--- Record extracts ---
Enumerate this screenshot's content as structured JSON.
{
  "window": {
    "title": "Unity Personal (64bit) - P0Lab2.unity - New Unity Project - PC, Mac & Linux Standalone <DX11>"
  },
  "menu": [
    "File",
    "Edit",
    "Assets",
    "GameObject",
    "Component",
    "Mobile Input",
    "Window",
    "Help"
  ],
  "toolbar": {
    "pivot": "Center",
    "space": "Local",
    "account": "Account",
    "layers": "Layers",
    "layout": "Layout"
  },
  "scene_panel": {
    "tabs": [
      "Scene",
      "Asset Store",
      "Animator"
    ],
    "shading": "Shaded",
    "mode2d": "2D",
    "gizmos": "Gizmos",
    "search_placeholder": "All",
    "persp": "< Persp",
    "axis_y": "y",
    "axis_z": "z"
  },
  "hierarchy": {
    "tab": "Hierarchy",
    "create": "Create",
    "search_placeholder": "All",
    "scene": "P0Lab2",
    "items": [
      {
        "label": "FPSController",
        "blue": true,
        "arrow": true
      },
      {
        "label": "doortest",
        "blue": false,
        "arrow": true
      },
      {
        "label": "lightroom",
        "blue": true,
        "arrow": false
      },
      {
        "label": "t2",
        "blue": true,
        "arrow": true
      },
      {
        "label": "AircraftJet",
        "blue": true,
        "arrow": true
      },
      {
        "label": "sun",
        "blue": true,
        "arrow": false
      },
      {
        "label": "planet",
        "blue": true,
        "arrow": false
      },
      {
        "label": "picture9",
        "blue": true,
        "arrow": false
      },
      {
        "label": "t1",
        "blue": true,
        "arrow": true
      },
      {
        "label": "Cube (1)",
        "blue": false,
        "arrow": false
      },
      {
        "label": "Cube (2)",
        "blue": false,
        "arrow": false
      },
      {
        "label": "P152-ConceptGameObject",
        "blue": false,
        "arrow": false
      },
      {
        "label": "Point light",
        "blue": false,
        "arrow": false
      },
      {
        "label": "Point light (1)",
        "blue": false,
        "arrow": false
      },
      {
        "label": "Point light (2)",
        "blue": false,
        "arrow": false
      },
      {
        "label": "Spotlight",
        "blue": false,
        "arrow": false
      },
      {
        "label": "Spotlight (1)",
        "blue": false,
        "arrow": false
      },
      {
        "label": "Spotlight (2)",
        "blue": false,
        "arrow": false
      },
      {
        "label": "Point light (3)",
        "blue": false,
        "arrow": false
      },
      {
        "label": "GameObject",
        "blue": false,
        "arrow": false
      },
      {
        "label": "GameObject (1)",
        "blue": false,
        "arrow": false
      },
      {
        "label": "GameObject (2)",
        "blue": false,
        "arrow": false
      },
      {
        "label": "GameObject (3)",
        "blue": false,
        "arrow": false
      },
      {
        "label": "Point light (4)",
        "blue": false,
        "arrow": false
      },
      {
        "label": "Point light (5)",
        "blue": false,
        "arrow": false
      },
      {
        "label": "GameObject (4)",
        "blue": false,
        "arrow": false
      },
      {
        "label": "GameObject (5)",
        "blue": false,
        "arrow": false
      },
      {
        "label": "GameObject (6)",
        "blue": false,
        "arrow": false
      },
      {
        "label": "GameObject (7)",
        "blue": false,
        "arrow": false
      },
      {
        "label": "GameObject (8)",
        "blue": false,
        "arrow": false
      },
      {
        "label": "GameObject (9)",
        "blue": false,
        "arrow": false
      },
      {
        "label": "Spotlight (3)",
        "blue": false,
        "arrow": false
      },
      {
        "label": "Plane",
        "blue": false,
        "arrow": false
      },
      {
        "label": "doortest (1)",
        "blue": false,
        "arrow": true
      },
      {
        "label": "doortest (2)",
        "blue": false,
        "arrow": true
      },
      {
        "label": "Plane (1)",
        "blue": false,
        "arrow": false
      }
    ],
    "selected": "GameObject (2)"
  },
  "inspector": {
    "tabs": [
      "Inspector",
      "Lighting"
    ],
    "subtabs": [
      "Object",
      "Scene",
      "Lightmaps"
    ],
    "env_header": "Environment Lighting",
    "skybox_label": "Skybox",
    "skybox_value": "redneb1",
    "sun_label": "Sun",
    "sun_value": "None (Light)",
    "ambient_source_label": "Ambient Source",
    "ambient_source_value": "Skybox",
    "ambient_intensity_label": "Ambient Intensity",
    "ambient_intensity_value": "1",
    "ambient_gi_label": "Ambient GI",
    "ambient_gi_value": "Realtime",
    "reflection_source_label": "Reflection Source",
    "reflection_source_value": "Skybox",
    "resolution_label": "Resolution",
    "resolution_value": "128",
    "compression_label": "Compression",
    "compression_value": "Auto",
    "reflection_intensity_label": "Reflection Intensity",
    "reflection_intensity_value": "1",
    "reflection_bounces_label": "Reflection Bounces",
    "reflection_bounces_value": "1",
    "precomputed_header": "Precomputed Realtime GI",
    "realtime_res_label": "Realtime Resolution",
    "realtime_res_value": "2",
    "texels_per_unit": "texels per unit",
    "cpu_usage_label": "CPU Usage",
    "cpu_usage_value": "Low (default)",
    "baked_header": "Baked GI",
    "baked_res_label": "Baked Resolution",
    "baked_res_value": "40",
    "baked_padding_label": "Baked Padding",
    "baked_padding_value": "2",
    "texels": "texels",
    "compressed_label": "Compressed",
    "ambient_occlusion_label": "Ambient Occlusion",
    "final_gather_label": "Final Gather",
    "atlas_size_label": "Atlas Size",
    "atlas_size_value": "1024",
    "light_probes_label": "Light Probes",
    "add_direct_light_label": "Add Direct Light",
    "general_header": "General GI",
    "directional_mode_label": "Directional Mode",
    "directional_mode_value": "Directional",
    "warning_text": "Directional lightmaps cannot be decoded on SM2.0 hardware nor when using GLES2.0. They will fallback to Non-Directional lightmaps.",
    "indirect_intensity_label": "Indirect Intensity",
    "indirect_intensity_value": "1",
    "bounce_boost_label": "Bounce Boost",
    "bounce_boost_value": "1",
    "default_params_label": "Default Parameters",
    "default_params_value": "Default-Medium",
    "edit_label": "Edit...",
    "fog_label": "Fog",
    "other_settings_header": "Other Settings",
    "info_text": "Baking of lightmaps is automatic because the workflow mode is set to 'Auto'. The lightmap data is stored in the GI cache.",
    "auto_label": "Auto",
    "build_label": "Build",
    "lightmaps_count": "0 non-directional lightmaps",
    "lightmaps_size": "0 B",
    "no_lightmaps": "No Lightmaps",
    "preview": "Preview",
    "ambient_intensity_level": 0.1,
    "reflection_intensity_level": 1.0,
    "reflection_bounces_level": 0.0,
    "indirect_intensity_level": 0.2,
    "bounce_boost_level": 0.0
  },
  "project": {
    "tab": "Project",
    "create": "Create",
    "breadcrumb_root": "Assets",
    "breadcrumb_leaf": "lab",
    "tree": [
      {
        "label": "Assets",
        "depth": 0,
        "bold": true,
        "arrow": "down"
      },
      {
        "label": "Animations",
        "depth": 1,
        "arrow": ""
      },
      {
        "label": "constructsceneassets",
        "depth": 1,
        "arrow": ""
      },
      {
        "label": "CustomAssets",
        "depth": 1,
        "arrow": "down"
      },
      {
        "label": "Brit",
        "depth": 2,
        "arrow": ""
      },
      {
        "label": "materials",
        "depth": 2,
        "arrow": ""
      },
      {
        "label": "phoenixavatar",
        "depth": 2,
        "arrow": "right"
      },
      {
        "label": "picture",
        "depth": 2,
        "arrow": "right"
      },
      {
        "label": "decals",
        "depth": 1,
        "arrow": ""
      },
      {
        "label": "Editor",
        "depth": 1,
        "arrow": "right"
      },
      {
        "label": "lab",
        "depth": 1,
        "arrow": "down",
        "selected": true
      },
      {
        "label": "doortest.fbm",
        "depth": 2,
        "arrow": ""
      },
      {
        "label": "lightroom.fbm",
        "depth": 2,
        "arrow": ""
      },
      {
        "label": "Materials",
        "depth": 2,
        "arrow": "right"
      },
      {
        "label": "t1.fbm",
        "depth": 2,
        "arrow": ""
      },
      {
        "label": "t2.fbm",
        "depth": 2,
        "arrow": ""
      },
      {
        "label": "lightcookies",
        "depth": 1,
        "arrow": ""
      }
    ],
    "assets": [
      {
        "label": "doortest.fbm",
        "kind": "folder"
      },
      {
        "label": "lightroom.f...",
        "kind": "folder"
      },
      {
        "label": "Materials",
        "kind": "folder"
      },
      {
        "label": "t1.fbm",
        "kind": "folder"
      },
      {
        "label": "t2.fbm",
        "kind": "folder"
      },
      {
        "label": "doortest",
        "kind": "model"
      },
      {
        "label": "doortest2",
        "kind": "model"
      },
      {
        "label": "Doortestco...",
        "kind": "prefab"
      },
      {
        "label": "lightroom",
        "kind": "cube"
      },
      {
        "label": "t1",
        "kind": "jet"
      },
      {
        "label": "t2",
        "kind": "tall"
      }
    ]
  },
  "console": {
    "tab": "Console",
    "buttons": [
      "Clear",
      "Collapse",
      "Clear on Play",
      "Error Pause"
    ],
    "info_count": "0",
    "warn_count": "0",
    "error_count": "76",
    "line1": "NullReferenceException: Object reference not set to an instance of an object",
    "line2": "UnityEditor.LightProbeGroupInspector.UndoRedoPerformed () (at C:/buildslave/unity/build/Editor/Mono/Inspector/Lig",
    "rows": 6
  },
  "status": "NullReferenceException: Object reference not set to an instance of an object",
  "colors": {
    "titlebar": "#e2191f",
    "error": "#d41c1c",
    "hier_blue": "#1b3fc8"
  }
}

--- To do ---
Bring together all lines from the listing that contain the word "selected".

--- Exercise response ---
    "selected": "GameObject (2)"
        "selected": true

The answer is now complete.